Gap Types

Every trader applying the gap strategy has to find gaps in the market. Gaps can occur in reaction to different events. Different gap types will behave differently and should therefore be traded differently.

Common gap

Common gaps are a product of sheer coincidence. They mean nothing and should be ignored by any trader. Common gaps can neither stop nor create a trend.

Common gaps is a gap type that occur especially in times and different types of assets with low liquidity, when only a few traders are in the market. If there are very few total trades, a few outliers in either direction can manipulate the price significantly and create a gap.

To identify common gaps, pay attention to the volume in the period they were created. If a gap was created in a period with relatively low volume, there is a good chance the gap is a common gap, a result of coincidence. The more volume the gap period has, the more significance has the gap. For some rarely traded assets this rule means that you can rarely trust a gap, if at all.

If you find a common gap in the market, just ignore it and continue your technical analysis as if there would be no gap at all.

Read more below the table…

Breakaway gaps

Breakaway gaps usually occur in reaction to news about an asset. While the market was only in a slow trend or in a sideways movement, as big news hit the market they cause the breakaway gap, which changes the entire chart significantly and starts a new trend almost every time.

An upwards breakaway gap will likely create an uptrend; a downwards breakaway gap will likely create a downtrend.

To identify a breakaway gap, watch for these features:

1) Size: A breakaway is at least as big as an average trading range for the asset. If you want to automate your gap trading or if you are looking for a clearly defined rule, you can use momentum indicators such as the average true range.

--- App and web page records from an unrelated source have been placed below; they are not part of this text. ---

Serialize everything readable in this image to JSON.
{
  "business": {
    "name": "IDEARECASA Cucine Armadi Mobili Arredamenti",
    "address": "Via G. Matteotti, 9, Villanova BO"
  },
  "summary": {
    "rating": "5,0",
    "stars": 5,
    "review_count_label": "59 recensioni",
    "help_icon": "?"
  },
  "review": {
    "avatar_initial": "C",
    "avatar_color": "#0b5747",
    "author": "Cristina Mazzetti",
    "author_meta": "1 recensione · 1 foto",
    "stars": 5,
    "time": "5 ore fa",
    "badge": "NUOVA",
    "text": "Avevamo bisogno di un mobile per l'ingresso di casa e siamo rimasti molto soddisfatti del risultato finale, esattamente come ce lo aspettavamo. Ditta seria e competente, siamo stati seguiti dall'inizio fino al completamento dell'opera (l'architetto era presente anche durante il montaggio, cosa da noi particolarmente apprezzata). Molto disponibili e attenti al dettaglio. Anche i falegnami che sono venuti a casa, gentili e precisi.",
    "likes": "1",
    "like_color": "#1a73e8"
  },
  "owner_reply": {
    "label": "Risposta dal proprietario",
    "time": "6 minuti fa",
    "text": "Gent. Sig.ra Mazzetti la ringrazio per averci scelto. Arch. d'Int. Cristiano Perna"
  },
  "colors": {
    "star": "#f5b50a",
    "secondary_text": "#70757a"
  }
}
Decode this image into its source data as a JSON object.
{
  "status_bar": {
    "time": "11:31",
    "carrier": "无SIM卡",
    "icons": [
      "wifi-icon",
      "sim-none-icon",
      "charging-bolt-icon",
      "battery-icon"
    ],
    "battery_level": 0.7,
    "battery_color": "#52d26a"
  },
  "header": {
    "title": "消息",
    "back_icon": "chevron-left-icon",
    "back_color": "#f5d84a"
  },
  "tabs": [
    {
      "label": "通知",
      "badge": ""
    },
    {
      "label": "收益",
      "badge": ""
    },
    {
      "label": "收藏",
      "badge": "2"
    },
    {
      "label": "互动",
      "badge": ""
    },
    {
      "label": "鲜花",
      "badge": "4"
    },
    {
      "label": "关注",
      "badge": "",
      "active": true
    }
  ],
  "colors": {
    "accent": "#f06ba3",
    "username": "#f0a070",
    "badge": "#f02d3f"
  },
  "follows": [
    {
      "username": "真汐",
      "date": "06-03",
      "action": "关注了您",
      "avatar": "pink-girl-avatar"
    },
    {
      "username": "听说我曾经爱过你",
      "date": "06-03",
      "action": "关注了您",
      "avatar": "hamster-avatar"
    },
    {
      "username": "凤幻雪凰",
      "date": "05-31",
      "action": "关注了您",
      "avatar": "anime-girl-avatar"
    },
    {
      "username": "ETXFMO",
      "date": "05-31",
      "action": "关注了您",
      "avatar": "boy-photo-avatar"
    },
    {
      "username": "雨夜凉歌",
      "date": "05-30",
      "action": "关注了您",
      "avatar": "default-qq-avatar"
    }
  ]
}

If the gap is bigger than the average true range’s value, you can trade it as a breakaway gap. If it isn’t, you can ignore it. Of course, this rule is just a suggestion, and you might want to use a factor for the average true range’s value to adapt to your trading strategy. In any case, you have to make sure that the gap is significantly large enough to qualify it as a breakaway gap.

2. Market situation: Breakaway gaps usually ignite an up to that point slow market. Therefore, you should look for breakaway gaps only in times of slow trends or sideways movement.

Runaway gap

A runaway gap looks very similar to a breakout gap. A runaway gap, however, occurs not during quieter market periods, but when the market is already in a trend. Big news hit the market and confirm the already existing trend. Runaway gaps can lead to a pullback similar to the pullback after a breakout.

Still, they confirm the existing trend. As a trend follower or a swing trader you can use this information to know that the current trend and the movement are still strong.

Exhaustion gaps

Exhaustion gaps are the opposite of runaway gaps. After the market has moved strongly for quite some time, what ignited that movement has lost its significance and the market starts to quiet down. Exhaustion gaps are characterized by a gap in the direction of the preceding movement while the trading volume is low.

Usually, these gaps occur when most traders stopped investing in the continuation of the movement, but a few traders are still buying / selling – either because they follow a different trading style or because they do not understand the movement is over.

The easiest way to tell a runaway gap, on which you should invest, from an exhaustion gap, on which you should not invest, is to look at the volume: In general, you should never trust any movement that is the result of low volume.